Trying to understand "Dutch-process" cocoa
February 14, 2010
When I was making this caramel and chocolate cake, the recipe called for “Dutch-process” cocoa, which I have never heard of before (and which isn’t stocked in my local supermarket).
According to this page and some other reading I’ve done, cocoa is naturally acidic. Dutch-process cocoa is treated with alkalines to neutralize that acidity. What does this mean? According to AB, the Dutch process:
Mellows the flavor by removing some of the cocoa’s bitterness,
Changes the color somewhat, and
Increases the cocoa’s solubility in liquids. (I think Dutch process cocoa is basically what you use when you are making hot chocolate from scratch, i.e. without a mix such as Swiss Miss, but I could be wrong).
As I mentioned, I didn’t have Dutch-process cocoa but the recipe called for it. What would the effects of a substitution be?
First of all, because unsweetened natural cocoa (which is what I had on hand) is more bitter, the cake would be a little more bitter.
Secondly, because the cocoa I was using was more alkaline, it would react more strongly with the (basic) baking soda I used, causing the cake to rise more than it otherwise would - the reaction between acid and base causes carbon dioxide to form, as you can see when you mix vinegar and baking soda.
Trying a substitution, and questions about whether it would work
I read somewhere that you can add 1⁄8 teaspoon of baking soda for every 1 oz (3 tablespoons) of regular cocoa powder to get an acceptable substitute for Dutch-processed cocoa, and so I tried this. However:
I was confused about why this would work. I guess the theory is that the baking soda and the acid in the natural cocoa will cancel out and so you’ll have something closer to Dutch-process cocoa, chemically.
But, wouldn’t the additional baking soda, since the acid and base will react in the oven, actually increase the additional leavening action, since more reagent is available?
I guess it depends on the reaction ratio between the cocoa acid and the baking soda, and whether one or the other is “used up” - if the baking soda is all able to react with the cocoa, it should actually produce more leavening rather than less.

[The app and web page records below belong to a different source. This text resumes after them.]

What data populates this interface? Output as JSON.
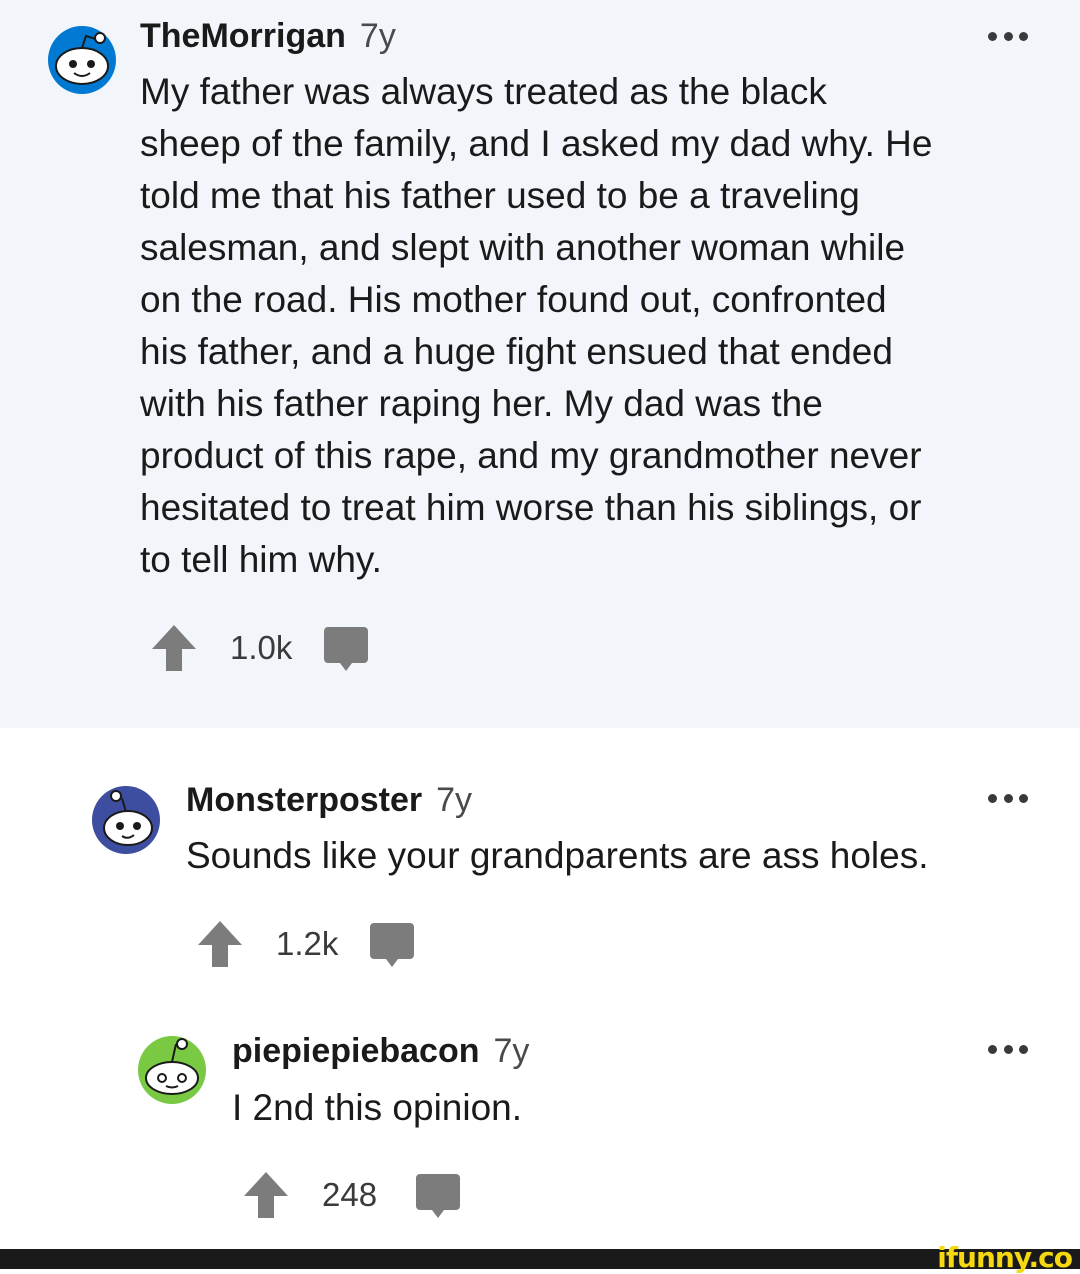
{
  "comments": [
    {
      "username": "TheMorrigan",
      "age": "7y",
      "text": "My father was always treated as the black\nsheep of the family, and I asked my dad why. He\ntold me that his father used to be a traveling\nsalesman, and slept with another woman while\non the road. His mother found out, confronted\nhis father, and a huge fight ensued that ended\nwith his father raping her. My dad was the\nproduct of this rape, and my grandmother never\nhesitated to treat him worse than his siblings, or\nto tell him why.",
      "score": "1.0k",
      "avatar_color": "#0079d3",
      "highlighted": true
    },
    {
      "username": "Monsterposter",
      "age": "7y",
      "text": "Sounds like your grandparents are ass holes.",
      "score": "1.2k",
      "avatar_color": "#3d4ea0"
    },
    {
      "username": "piepiepiebacon",
      "age": "7y",
      "text": "I 2nd this opinion.",
      "score": "248",
      "avatar_color": "#7ac943"
    }
  ],
  "icons": {
    "upvote": "upvote-arrow-icon",
    "reply": "speech-bubble-icon",
    "more": "more-options-icon",
    "avatar": "snoo-avatar-icon"
  },
  "colors": {
    "highlight_background": "#f2f6fb",
    "icon_gray": "#7c7c7c",
    "watermark": "#f5d80f"
  },
  "watermark": "ifunny.co"
}
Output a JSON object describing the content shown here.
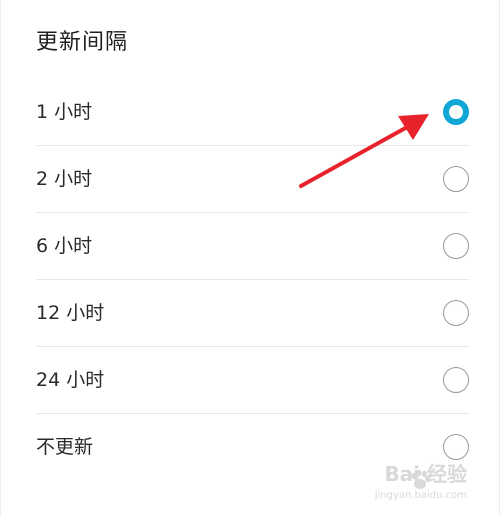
{
  "header": {
    "title": "更新间隔"
  },
  "options": [
    {
      "label": "1 小时",
      "selected": true
    },
    {
      "label": "2 小时",
      "selected": false
    },
    {
      "label": "6 小时",
      "selected": false
    },
    {
      "label": "12 小时",
      "selected": false
    },
    {
      "label": "24 小时",
      "selected": false
    },
    {
      "label": "不更新",
      "selected": false
    }
  ],
  "annotation": {
    "arrow_color": "#e8222b"
  },
  "watermark": {
    "brand": "Bai 经验",
    "url": "jingyan.baidu.com"
  },
  "colors": {
    "accent": "#12a6d8",
    "divider": "#e6e6e6"
  }
}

From a flavor perspective, I also don’t understand how the baking soda would mellow the bitterness of the cake, but that is just from a lack of knowledge rather than confusion.
And then finally, perhaps I am overthinking things. The Wikipedia article explaining the Dutch process for making cocoa powder seems to just say that in the Dutch process “alkalis are added to the cocoa”, so maybe it is a really simple process, and the addition of baking soda to cocoa powder can stand in for it, when everything combines in the oven? Not sure.
I’m not sure fully sure what happened here, and it may be a good subject for another experiment. The cake turned out well. If the substitution did not work, it didn’t matter because the cake was not, certainly, overly bitter to me and I didn’t care about how tall it was.
The mellowing of flavors in Dutch process cocoa, by the way, doesn’t necessarily seem like a good thing to me. I rather like very strong / challenging flavors, such as my olive oil mayonnaise, and so I might appreciate a slightly more bitter flavor in the cake. On the other hand, would I like hot chocolate made with unsweetened cocoa?
I’m still a little confused about all this but hope to figure it out in time. I might revise this entry later.
Red velvet cakes
By the way, in an original red velvet cake, the cake turns slightly red, apparently because of the reaction of the acidic cocoa powder with the acidic vinegar (or perhaps the buttermilk, which is also acidic, I think - the Wikipedia article really isn’t clear).
This seems to be the same reaction; it has something to do with the anthocyanins in the cocoa, which change color depending on pH, and which are also responsible for the color of e.g. blueberries. I am going to leave this entry where it stands, as I said before I’m still pretty confused about how this all fits together.